1. ## Recursive Sequence Convergence

$\displaystyle x_0 > x_1$ and r and s are positive numbers with p + q = 1. $\displaystyle x_n = px_{n-1} + qx_{n-2}$ for all $\displaystyle n \geq 2$. Prove that $\displaystyle (x_n)$ is convergent and find limits in terms of $\displaystyle x_0, x_1$, p and q.

Okay I began by letting p = 1 - q so I could eliminate that variable. Then I began working it out up to $\displaystyle x_7$ but I couldn't find any pattern in terms of coefficients of the polynomial. It's a polynomial with respect to p. I am trying to get this to work out to something that I can put into summation notation, prove it is monotone, and then find an upper and/or lower bound but I am unsure how to go about putting it in summation notation - it's entirely possible this is not the way to do it but it seems most logical to me. The first term (in order of descending exponent on p) of the expansion is always $\displaystyle p^{n-1}*a_1$. The last term is $\displaystyle a_0$ when n is even and $\displaystyle a_1$ when n is odd. These are the only real patterns I've been able to discern though. Any insight is much appreciated. Thanks.

2. Here is an idea for you The sequence can be written as follows

$\displaystyle \begin{bmatrix}0 && 1 \\ (1-p) && p \end{bmatrix}\begin{bmatrix} x_{n-2} \\x_{n-1}\end{bmatrix}=\begin{bmatrix} x_{n-1} \\x_{n}\end{bmatrix}$

This matrix can be diagonalized and solved explicitly

For the two eigenvalues I got

$\displaystyle \lambda = p-1 \text{ or } \lambda =1$

I hope this helps.

3. Originally Posted by valerian
$\displaystyle x_0 > x_1$ and r and s are positive numbers with p + q = 1. $\displaystyle x_n = px_{n-1} + qx_{n-2}$ for all $\displaystyle n \geq 2$. Prove that $\displaystyle (x_n)$ is convergent and find limits in terms of $\displaystyle x_0, x_1$, p and q.

Okay I began by letting p = 1 - q so I could eliminate that variable. Then I began working it out up to $\displaystyle x_7$ but I couldn't find any pattern in terms of coefficients of the polynomial. It's a polynomial with respect to p. I am trying to get this to work out to something that I can put into summation notation, prove it is monotone, and then find an upper and/or lower bound but I am unsure how to go about putting it in summation notation - it's entirely possible this is not the way to do it but it seems most logical to me. The first term (in order of descending exponent on p) of the expansion is always $\displaystyle p^{n-1}*a_1$. The last term is $\displaystyle a_0$ when n is even and $\displaystyle a_1$ when n is odd. These are the only real patterns I've been able to discern though. Any insight is much appreciated. Thanks.
The sequence is defined by the 'recursive relation'...

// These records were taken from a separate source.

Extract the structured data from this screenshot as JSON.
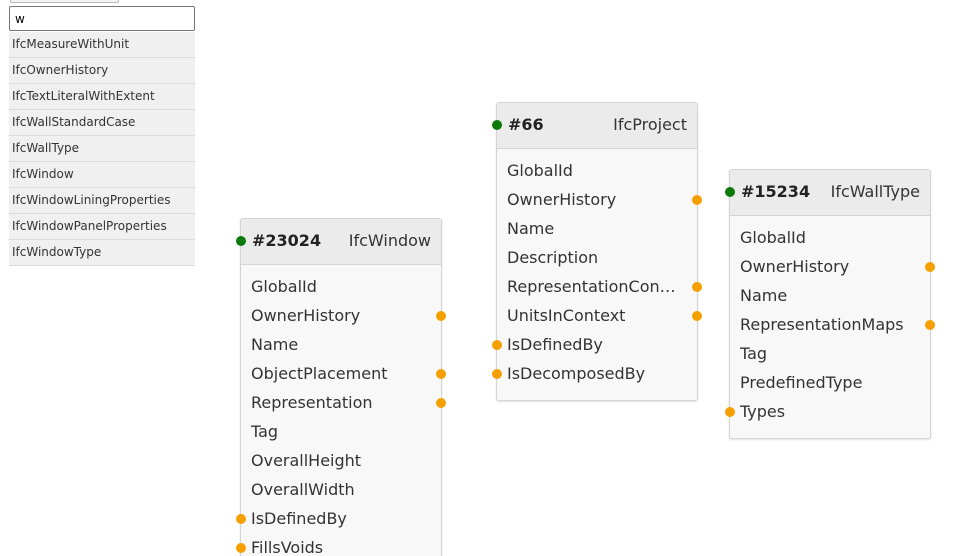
{
  "search": {
    "query": "w",
    "suggestions": [
      "IfcMeasureWithUnit",
      "IfcOwnerHistory",
      "IfcTextLiteralWithExtent",
      "IfcWallStandardCase",
      "IfcWallType",
      "IfcWindow",
      "IfcWindowLiningProperties",
      "IfcWindowPanelProperties",
      "IfcWindowType"
    ]
  },
  "colors": {
    "input_port": "#0a7a0a",
    "attribute_port": "#f5a000"
  },
  "nodes": [
    {
      "id": "#23024",
      "type": "IfcWindow",
      "fields": [
        {
          "name": "GlobalId",
          "port": "none"
        },
        {
          "name": "OwnerHistory",
          "port": "right"
        },
        {
          "name": "Name",
          "port": "none"
        },
        {
          "name": "ObjectPlacement",
          "port": "right"
        },
        {
          "name": "Representation",
          "port": "right"
        },
        {
          "name": "Tag",
          "port": "none"
        },
        {
          "name": "OverallHeight",
          "port": "none"
        },
        {
          "name": "OverallWidth",
          "port": "none"
        },
        {
          "name": "IsDefinedBy",
          "port": "left"
        },
        {
          "name": "FillsVoids",
          "port": "left"
        }
      ]
    },
    {
      "id": "#66",
      "type": "IfcProject",
      "fields": [
        {
          "name": "GlobalId",
          "port": "none"
        },
        {
          "name": "OwnerHistory",
          "port": "right"
        },
        {
          "name": "Name",
          "port": "none"
        },
        {
          "name": "Description",
          "port": "none"
        },
        {
          "name": "RepresentationContexts",
          "port": "right"
        },
        {
          "name": "UnitsInContext",
          "port": "right"
        },
        {
          "name": "IsDefinedBy",
          "port": "left"
        },
        {
          "name": "IsDecomposedBy",
          "port": "left"
        }
      ]
    },
    {
      "id": "#15234",
      "type": "IfcWallType",
      "fields": [
        {
          "name": "GlobalId",
          "port": "none"
        },
        {
          "name": "OwnerHistory",
          "port": "right"
        },
        {
          "name": "Name",
          "port": "none"
        },
        {
          "name": "RepresentationMaps",
          "port": "right"
        },
        {
          "name": "Tag",
          "port": "none"
        },
        {
          "name": "PredefinedType",
          "port": "none"
        },
        {
          "name": "Types",
          "port": "left"
        }
      ]
    }
  ]
}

$\displaystyle \displaystyle x_{n} - p\ x_{n-1} - q\ x_{n-2}=0$ (1)

... that is 'linear and homogeneous' and the solution of which is...

$\displaystyle \displaystyle x_{n} = c_{1}\ \alpha_{1}^{n} + c_{2}\ \alpha_{2}^{n}$ (2)

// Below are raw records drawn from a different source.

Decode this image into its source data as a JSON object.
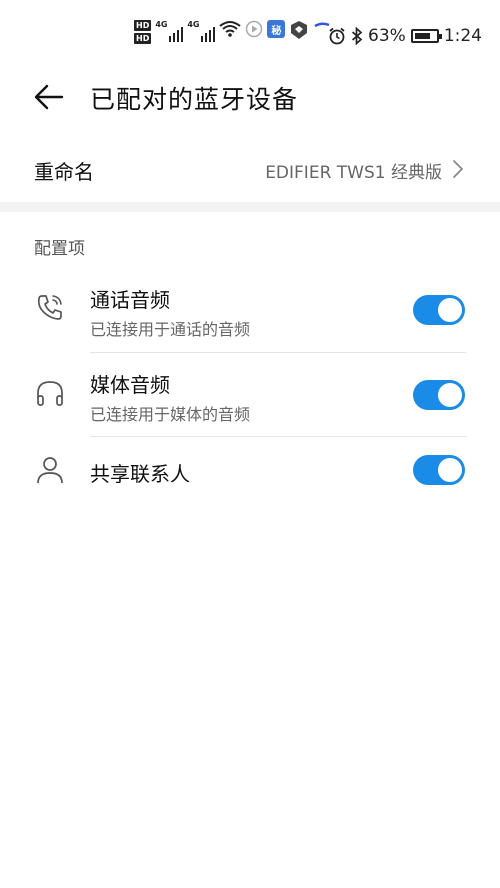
{
  "status_bar": {
    "hd1": "HD",
    "hd2": "HD",
    "sig1_label": "4G",
    "sig2_label": "4G",
    "app_badge": "秘",
    "battery": "63%",
    "time": "1:24"
  },
  "header": {
    "title": "已配对的蓝牙设备"
  },
  "rename": {
    "label": "重命名",
    "value": "EDIFIER TWS1 经典版"
  },
  "section": {
    "title": "配置项"
  },
  "items": [
    {
      "title": "通话音频",
      "subtitle": "已连接用于通话的音频",
      "icon": "phone-icon",
      "enabled": true
    },
    {
      "title": "媒体音频",
      "subtitle": "已连接用于媒体的音频",
      "icon": "headphones-icon",
      "enabled": true
    },
    {
      "title": "共享联系人",
      "subtitle": "",
      "icon": "contact-icon",
      "enabled": true
    }
  ],
  "colors": {
    "toggle_on": "#1a8ce8"
  }
}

... where$\displaystyle c_{1}$ and $\displaystyle c_{2}$ are 'arbitrary constants' that depend from $\displaystyle x_{0}$ and $\displaystyle x_{1}$ , $\displaystyle \alpha_{1}$ and $\displaystyle \alpha_{2}$ the solution of the 'characteristic equation'...

$\displaystyle \displaystyle \alpha^{2}- p\ \alpha - q= 0 \implies \alpha= \frac{p \pm \sqrt{p^{2}+4\ p -4}}{2}$ (3)

Now for $\displaystyle 0< p= 1-q <1$ is $\displaystyle |\alpha_{1}|<1$ and $\displaystyle |\alpha_{2}|<1$ , so that in any case is...

$\displaystyle \displaystyle \lim_{n \rightarrow \infty} x_{n} = 0$ (4)

Kind regards

$\displaystyle \chi$ $\displaystyle \sigma$

4. Put x_n=m^n... and try to solve the quadratic equation... (hmmm...)

[EDIT: 4 MINUTES LATE]